When it comes to wedding planning, there are many financial responsibilities that the groom's family is expected to cover. From the bride's bouquet of flowers to the wedding rings, the groom's family is often responsible for some of the most important elements of the big day. In addition, they may also be expected to contribute to other expenses such as bridesmaids' dresses, groomsmen suits, and rehearsal dinner costs. Although traditional roles have changed over time, it is still important to understand what is expected of the groom's family when it comes to wedding expenses.

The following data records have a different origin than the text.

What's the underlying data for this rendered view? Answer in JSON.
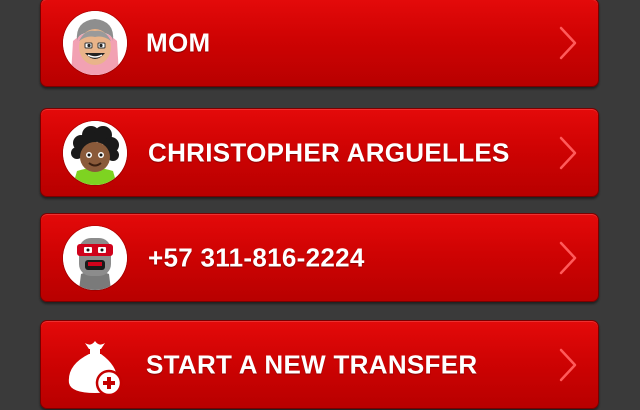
{
  "contacts": [
    {
      "name": "MOM",
      "avatar_icon": "grandmother-avatar-icon"
    },
    {
      "name": "CHRISTOPHER ARGUELLES",
      "avatar_icon": "curly-hair-avatar-icon"
    },
    {
      "name": "+57 311-816-2224",
      "avatar_icon": "masked-avatar-icon"
    }
  ],
  "new_transfer": {
    "label": "START A NEW TRANSFER",
    "icon": "money-bag-plus-icon"
  },
  "colors": {
    "background": "#3a3a3a",
    "row_top": "#e40a0a",
    "row_bottom": "#b80000",
    "text": "#ffffff",
    "chevron": "#ff5a5a"
  }
}
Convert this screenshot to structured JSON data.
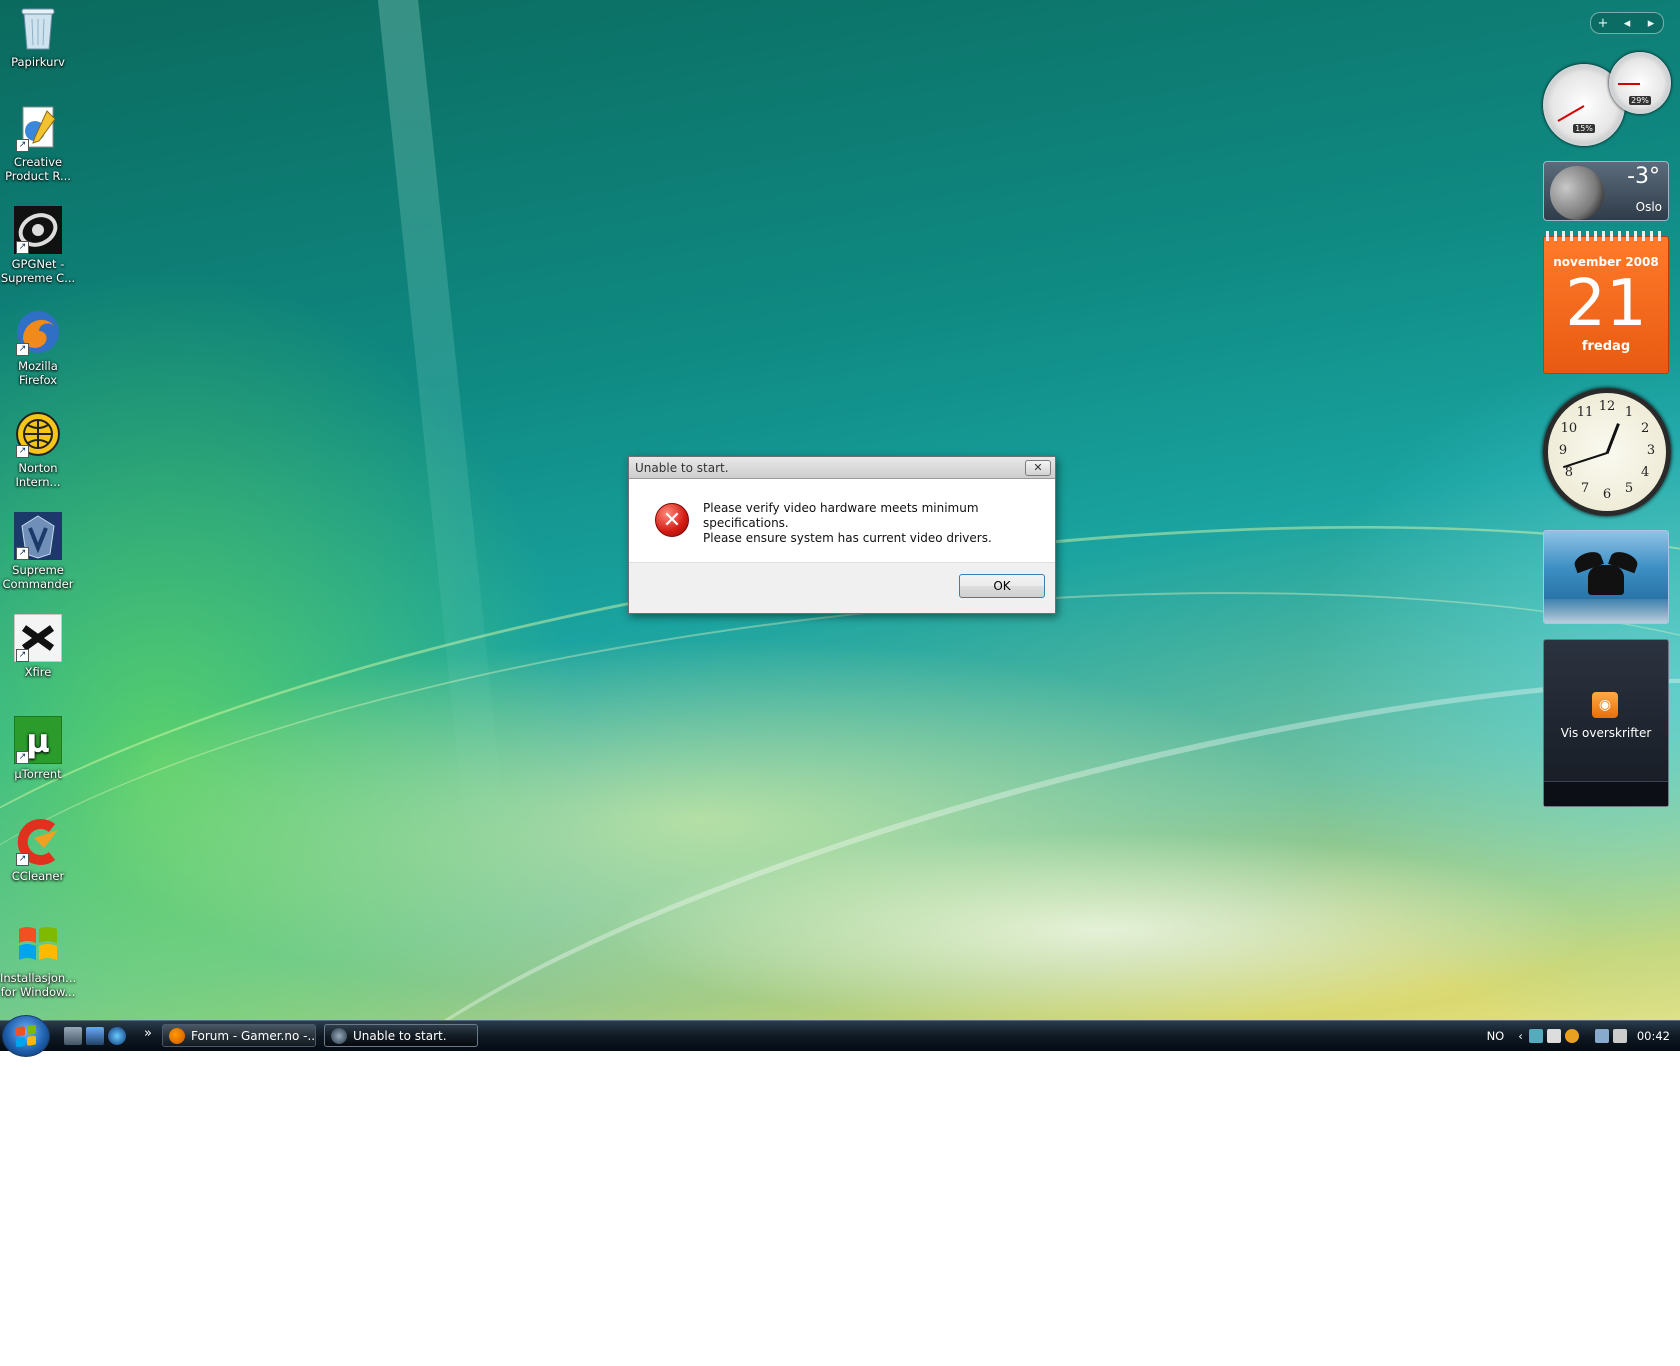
{
  "desktop": {
    "icons": [
      {
        "label": "Papirkurv",
        "icon": "recycle-bin-icon"
      },
      {
        "label": "Creative Product R...",
        "icon": "creative-product-registration-icon"
      },
      {
        "label": "GPGNet - Supreme C...",
        "icon": "gpgnet-icon"
      },
      {
        "label": "Mozilla Firefox",
        "icon": "firefox-icon"
      },
      {
        "label": "Norton Intern...",
        "icon": "norton-icon"
      },
      {
        "label": "Supreme Commander",
        "icon": "supreme-commander-icon"
      },
      {
        "label": "Xfire",
        "icon": "xfire-icon"
      },
      {
        "label": "µTorrent",
        "icon": "utorrent-icon"
      },
      {
        "label": "CCleaner",
        "icon": "ccleaner-icon"
      },
      {
        "label": "Installasjon... for Window...",
        "icon": "windows-install-icon"
      }
    ]
  },
  "dialog": {
    "title": "Unable to start.",
    "close_symbol": "✕",
    "message_line1": "Please verify video hardware meets minimum specifications.",
    "message_line2": "Please ensure system has current video drivers.",
    "icon_symbol": "✕",
    "ok_label": "OK"
  },
  "sidebar": {
    "controls": {
      "add": "+",
      "prev": "◂",
      "next": "▸"
    },
    "cpu_meter": {
      "cpu_percent": "15%",
      "memory_percent": "29%"
    },
    "weather": {
      "temperature": "-3°",
      "city": "Oslo"
    },
    "calendar": {
      "month_year": "november 2008",
      "day": "21",
      "weekday": "fredag"
    },
    "clock": {
      "hour": 0,
      "minute": 42,
      "numbers": [
        "12",
        "1",
        "2",
        "3",
        "4",
        "5",
        "6",
        "7",
        "8",
        "9",
        "10",
        "11"
      ]
    },
    "feeds": {
      "label": "Vis overskrifter",
      "rss_symbol": "◉"
    }
  },
  "taskbar": {
    "overflow_symbol": "»",
    "buttons": [
      {
        "label": "Forum - Gamer.no -..."
      },
      {
        "label": "Unable to start."
      }
    ],
    "tray": {
      "language": "NO",
      "expand_symbol": "‹",
      "time": "00:42"
    }
  },
  "colors": {
    "accent_orange": "#e85a12",
    "error_red": "#d21a12",
    "taskbar": "#0f1a24"
  }
}
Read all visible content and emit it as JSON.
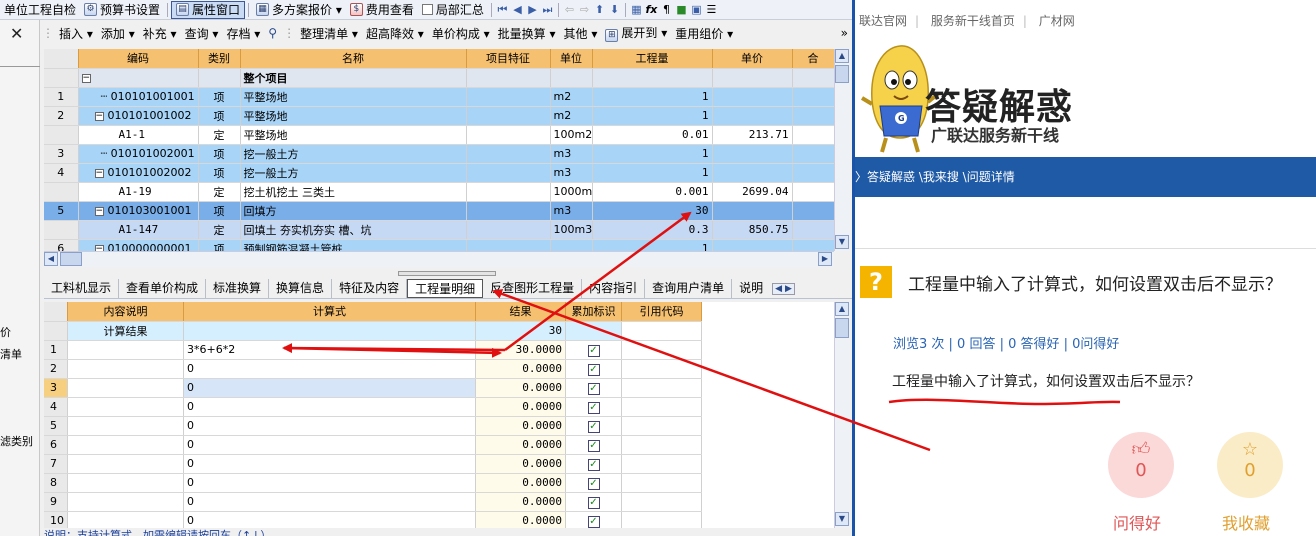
{
  "toolbar1": {
    "items": [
      "单位工程自检",
      "预算书设置",
      "属性窗口",
      "多方案报价",
      "费用查看",
      "局部汇总"
    ],
    "fx": "fx",
    "para": "¶"
  },
  "toolbar2": {
    "items": [
      "插入",
      "添加",
      "补充",
      "查询",
      "存档",
      "整理清单",
      "超高降效",
      "单价构成",
      "批量换算",
      "其他",
      "展开到",
      "重用组价"
    ],
    "more": "»"
  },
  "left_strip": {
    "close": "✕",
    "labels": [
      "价",
      "清单",
      "滤类别"
    ]
  },
  "grid1": {
    "headers": [
      "编码",
      "类别",
      "名称",
      "项目特征",
      "单位",
      "工程量",
      "单价",
      "合"
    ],
    "rows": [
      {
        "rn": "",
        "code": "",
        "type": "",
        "name": "整个项目",
        "unit": "",
        "qty": "",
        "price": ""
      },
      {
        "rn": "1",
        "code": "010101001001",
        "type": "项",
        "name": "平整场地",
        "unit": "m2",
        "qty": "1",
        "price": ""
      },
      {
        "rn": "2",
        "code": "010101001002",
        "type": "项",
        "name": "平整场地",
        "unit": "m2",
        "qty": "1",
        "price": ""
      },
      {
        "rn": "",
        "code": "A1-1",
        "type": "定",
        "name": "平整场地",
        "unit": "100m2",
        "qty": "0.01",
        "price": "213.71"
      },
      {
        "rn": "3",
        "code": "010101002001",
        "type": "项",
        "name": "挖一般土方",
        "unit": "m3",
        "qty": "1",
        "price": ""
      },
      {
        "rn": "4",
        "code": "010101002002",
        "type": "项",
        "name": "挖一般土方",
        "unit": "m3",
        "qty": "1",
        "price": ""
      },
      {
        "rn": "",
        "code": "A1-19",
        "type": "定",
        "name": "挖土机挖土 三类土",
        "unit": "1000m3",
        "qty": "0.001",
        "price": "2699.04"
      },
      {
        "rn": "5",
        "code": "010103001001",
        "type": "项",
        "name": "回填方",
        "unit": "m3",
        "qty": "30",
        "price": ""
      },
      {
        "rn": "",
        "code": "A1-147",
        "type": "定",
        "name": "回填土 夯实机夯实 槽、坑",
        "unit": "100m3",
        "qty": "0.3",
        "price": "850.75"
      },
      {
        "rn": "6",
        "code": "010000000001",
        "type": "项",
        "name": "预制钢筋混凝土管桩",
        "unit": "",
        "qty": "1",
        "price": ""
      }
    ]
  },
  "tabs": [
    "工料机显示",
    "查看单价构成",
    "标准换算",
    "换算信息",
    "特征及内容",
    "工程量明细",
    "反查图形工程量",
    "内容指引",
    "查询用户清单",
    "说明"
  ],
  "grid2": {
    "headers": [
      "内容说明",
      "计算式",
      "结果",
      "累加标识",
      "引用代码"
    ],
    "result_row": {
      "label": "计算结果",
      "value": "30"
    },
    "rows": [
      {
        "rn": "1",
        "formula": "3*6+6*2",
        "result": "30.0000"
      },
      {
        "rn": "2",
        "formula": "0",
        "result": "0.0000"
      },
      {
        "rn": "3",
        "formula": "0",
        "result": "0.0000"
      },
      {
        "rn": "4",
        "formula": "0",
        "result": "0.0000"
      },
      {
        "rn": "5",
        "formula": "0",
        "result": "0.0000"
      },
      {
        "rn": "6",
        "formula": "0",
        "result": "0.0000"
      },
      {
        "rn": "7",
        "formula": "0",
        "result": "0.0000"
      },
      {
        "rn": "8",
        "formula": "0",
        "result": "0.0000"
      },
      {
        "rn": "9",
        "formula": "0",
        "result": "0.0000"
      },
      {
        "rn": "10",
        "formula": "0",
        "result": "0.0000"
      }
    ]
  },
  "status": "说明：支持计算式，如需编辑请按回车（↑↓）",
  "web": {
    "toplinks": [
      "联达官网",
      "服务新干线首页",
      "广材网"
    ],
    "brand_title": "答疑解惑",
    "brand_sub": "广联达服务新干线",
    "breadcrumb": "〉答疑解惑 \\我来搜 \\问题详情",
    "question_title": "工程量中输入了计算式，如何设置双击后不显示？",
    "stats": "浏览3 次 | 0 回答 | 0 答得好 | 0问得好",
    "question_body": "工程量中输入了计算式，如何设置双击后不显示？",
    "like_count": "0",
    "fav_count": "0",
    "like_label": "问得好",
    "fav_label": "我收藏"
  },
  "colors": {
    "header_orange": "#f6c071",
    "row_blue": "#a8d4f7",
    "selected_blue": "#7aaee8",
    "arrow_red": "#e01010",
    "nav_blue": "#1f5aa6",
    "question_yellow": "#f5b400"
  }
}
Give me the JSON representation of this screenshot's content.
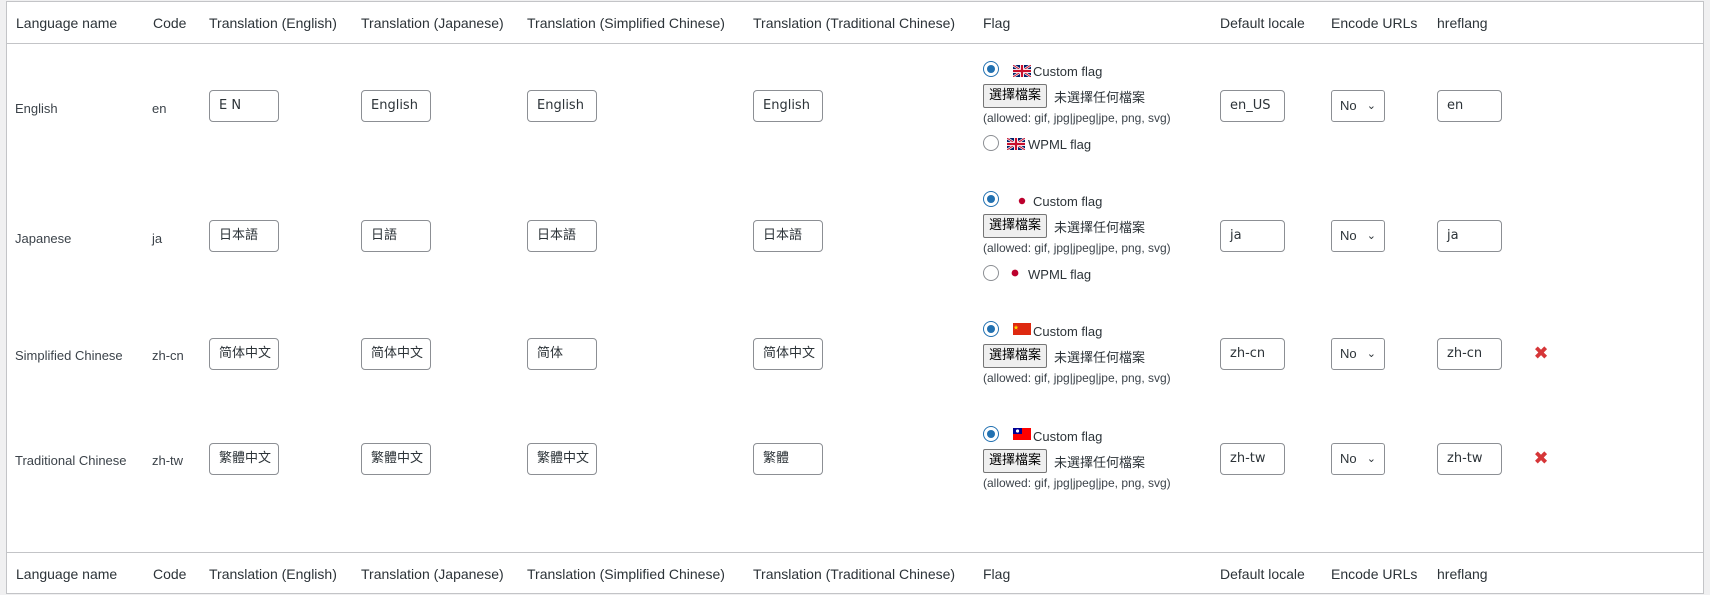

The groom's family is typically responsible for some of the floral expenses associated with the wedding party. This includes the bride's bouquet, the groom's boutonnieres and groomsmen, and bouquets for honored guests. The groom (or his family) is also expected to purchase the wedding rings for the bride, which will be presented during the ceremony. Bridesmaids, groomsmen, and other members of the wedding party must also cover certain expenses such as outfits, travel, lodging, gifts, and more.
However, even in traditional roles, it is not expected that the bride's family pays for everything. The groom's family may also be responsible for paying certain costs such as drinks during the wedding reception. In addition to financial contributions, families can also contribute in other ways such as sending invitations by mail, getting quotes from vendors, or putting together wedding gifts. The rehearsal dinner is an opportunity for the groom's parents to celebrate the couple and get together with the bride's family and friends before the wedding.
Today, couples often divide wedding expenses three ways between themselves and their families. If you are an LGBTQIA+ couple, you may not follow traditional gender roles when it comes to payment plans. In fact, 61 percent of LGBTQIA+ couples pay for most of their wedding themselves but receive financial help from friends and family more than in previous years. It is typical for the groom to have already purchased an engagement ring for his bride-to-be but it is not uncommon for his parents to cover this cost as well as that of the wedding rings.
If it is a couple's second wedding, they will most likely pay for it themselves with 88 percent of expenses coming from them and 10 percent from their parents. However, most LGBTQ couples in the United States continue to pay for their own weddings entirely out of pocket.